:: WHAT IS BEING ASKED ::
Check each line of the entries for "Windows" and report the ones that have it.

:: RECORDS SHOWN ::
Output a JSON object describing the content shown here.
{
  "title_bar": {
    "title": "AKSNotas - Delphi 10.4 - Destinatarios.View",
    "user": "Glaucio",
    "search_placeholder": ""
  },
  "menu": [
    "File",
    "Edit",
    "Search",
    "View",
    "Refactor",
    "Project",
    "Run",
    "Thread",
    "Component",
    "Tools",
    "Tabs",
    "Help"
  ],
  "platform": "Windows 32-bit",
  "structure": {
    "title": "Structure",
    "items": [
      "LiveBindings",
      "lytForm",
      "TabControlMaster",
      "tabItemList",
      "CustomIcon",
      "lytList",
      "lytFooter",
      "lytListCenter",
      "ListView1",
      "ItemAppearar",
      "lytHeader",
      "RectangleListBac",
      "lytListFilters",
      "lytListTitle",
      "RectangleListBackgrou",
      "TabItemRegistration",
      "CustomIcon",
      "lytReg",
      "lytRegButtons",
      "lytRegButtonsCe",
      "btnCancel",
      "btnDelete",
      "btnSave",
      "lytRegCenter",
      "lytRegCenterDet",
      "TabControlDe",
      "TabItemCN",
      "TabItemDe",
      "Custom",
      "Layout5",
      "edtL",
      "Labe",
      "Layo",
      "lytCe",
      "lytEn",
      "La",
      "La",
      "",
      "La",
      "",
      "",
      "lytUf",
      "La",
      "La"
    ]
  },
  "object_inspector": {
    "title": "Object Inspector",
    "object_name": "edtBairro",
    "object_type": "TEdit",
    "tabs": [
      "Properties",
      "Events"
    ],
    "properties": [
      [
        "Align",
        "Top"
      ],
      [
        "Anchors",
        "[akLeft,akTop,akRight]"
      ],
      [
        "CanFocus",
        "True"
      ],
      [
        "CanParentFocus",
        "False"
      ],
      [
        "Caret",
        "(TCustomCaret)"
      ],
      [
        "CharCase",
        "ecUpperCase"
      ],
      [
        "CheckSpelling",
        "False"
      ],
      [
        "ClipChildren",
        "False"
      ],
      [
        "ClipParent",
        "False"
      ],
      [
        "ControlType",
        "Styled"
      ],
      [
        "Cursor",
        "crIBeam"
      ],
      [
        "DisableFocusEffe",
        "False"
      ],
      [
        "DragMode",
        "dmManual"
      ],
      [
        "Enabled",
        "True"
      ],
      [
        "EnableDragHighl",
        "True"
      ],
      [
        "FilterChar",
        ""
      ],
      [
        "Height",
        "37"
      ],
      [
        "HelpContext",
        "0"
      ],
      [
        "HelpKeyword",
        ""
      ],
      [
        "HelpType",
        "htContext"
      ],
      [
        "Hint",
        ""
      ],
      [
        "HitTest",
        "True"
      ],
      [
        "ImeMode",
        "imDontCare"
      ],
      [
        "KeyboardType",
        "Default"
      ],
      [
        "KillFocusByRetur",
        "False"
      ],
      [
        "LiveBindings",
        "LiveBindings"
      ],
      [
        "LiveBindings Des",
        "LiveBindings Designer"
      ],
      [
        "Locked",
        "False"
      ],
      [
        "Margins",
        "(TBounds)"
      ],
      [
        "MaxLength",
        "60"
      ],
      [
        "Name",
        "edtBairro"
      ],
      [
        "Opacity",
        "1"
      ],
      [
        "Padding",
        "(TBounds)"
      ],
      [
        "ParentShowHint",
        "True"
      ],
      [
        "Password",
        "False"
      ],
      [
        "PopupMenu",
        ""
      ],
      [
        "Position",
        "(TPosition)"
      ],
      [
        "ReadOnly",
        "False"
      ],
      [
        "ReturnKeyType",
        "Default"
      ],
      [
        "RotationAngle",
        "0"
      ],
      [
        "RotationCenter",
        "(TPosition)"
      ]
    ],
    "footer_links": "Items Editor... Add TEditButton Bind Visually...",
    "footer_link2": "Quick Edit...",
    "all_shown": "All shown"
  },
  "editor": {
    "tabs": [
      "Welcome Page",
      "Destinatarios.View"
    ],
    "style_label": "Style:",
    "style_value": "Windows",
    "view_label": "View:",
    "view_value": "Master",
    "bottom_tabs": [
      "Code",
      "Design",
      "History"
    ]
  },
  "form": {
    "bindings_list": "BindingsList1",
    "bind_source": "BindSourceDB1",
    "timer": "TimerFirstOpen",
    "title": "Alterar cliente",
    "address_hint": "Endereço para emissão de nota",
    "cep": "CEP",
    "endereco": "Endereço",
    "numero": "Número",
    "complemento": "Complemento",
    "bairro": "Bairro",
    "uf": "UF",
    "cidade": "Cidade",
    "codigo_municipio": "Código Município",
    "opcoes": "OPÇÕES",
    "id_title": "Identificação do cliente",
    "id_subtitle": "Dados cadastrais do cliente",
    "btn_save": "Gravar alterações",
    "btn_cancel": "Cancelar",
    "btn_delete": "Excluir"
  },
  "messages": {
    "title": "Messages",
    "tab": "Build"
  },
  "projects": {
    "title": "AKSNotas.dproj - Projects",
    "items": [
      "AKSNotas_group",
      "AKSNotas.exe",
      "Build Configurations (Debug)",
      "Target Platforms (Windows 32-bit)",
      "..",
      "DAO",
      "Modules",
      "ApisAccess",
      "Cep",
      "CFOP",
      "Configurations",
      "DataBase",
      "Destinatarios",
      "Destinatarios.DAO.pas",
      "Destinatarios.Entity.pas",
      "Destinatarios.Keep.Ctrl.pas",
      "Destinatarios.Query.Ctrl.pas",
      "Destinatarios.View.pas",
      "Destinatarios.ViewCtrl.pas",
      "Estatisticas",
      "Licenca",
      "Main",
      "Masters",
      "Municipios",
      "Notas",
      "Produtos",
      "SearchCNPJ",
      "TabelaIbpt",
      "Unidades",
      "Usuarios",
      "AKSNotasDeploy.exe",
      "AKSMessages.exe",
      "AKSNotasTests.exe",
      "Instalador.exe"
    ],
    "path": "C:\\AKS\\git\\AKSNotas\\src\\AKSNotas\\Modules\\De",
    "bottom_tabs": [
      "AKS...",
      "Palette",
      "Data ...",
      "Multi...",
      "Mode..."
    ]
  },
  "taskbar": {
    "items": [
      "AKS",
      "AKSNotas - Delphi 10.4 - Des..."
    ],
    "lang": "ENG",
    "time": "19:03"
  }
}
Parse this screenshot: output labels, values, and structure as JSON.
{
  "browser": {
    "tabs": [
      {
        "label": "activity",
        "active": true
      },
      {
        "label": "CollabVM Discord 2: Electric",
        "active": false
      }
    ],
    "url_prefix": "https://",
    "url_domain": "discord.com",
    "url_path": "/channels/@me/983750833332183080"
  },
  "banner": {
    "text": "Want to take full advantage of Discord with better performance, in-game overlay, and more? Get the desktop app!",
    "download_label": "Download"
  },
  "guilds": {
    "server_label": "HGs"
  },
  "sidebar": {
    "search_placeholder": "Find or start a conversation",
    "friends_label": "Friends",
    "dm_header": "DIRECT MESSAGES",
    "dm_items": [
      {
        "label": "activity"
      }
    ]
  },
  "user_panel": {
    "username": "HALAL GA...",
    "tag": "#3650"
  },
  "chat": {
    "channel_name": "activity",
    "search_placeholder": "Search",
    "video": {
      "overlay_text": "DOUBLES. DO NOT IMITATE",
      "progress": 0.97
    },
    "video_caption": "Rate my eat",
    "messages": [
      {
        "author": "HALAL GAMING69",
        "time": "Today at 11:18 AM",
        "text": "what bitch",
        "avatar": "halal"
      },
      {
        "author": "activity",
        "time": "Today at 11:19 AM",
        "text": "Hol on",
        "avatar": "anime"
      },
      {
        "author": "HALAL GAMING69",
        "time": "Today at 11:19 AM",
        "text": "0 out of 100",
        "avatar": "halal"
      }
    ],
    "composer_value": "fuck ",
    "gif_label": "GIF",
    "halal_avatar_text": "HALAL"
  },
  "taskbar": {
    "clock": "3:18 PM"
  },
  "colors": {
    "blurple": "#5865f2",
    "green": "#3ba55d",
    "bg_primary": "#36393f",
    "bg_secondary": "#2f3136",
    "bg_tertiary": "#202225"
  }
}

:: OUTPUT FOR THIS TASK ::
  "platform": "Windows 32-bit",
    "style_value": "Windows",
      "Target Platforms (Windows 32-bit)",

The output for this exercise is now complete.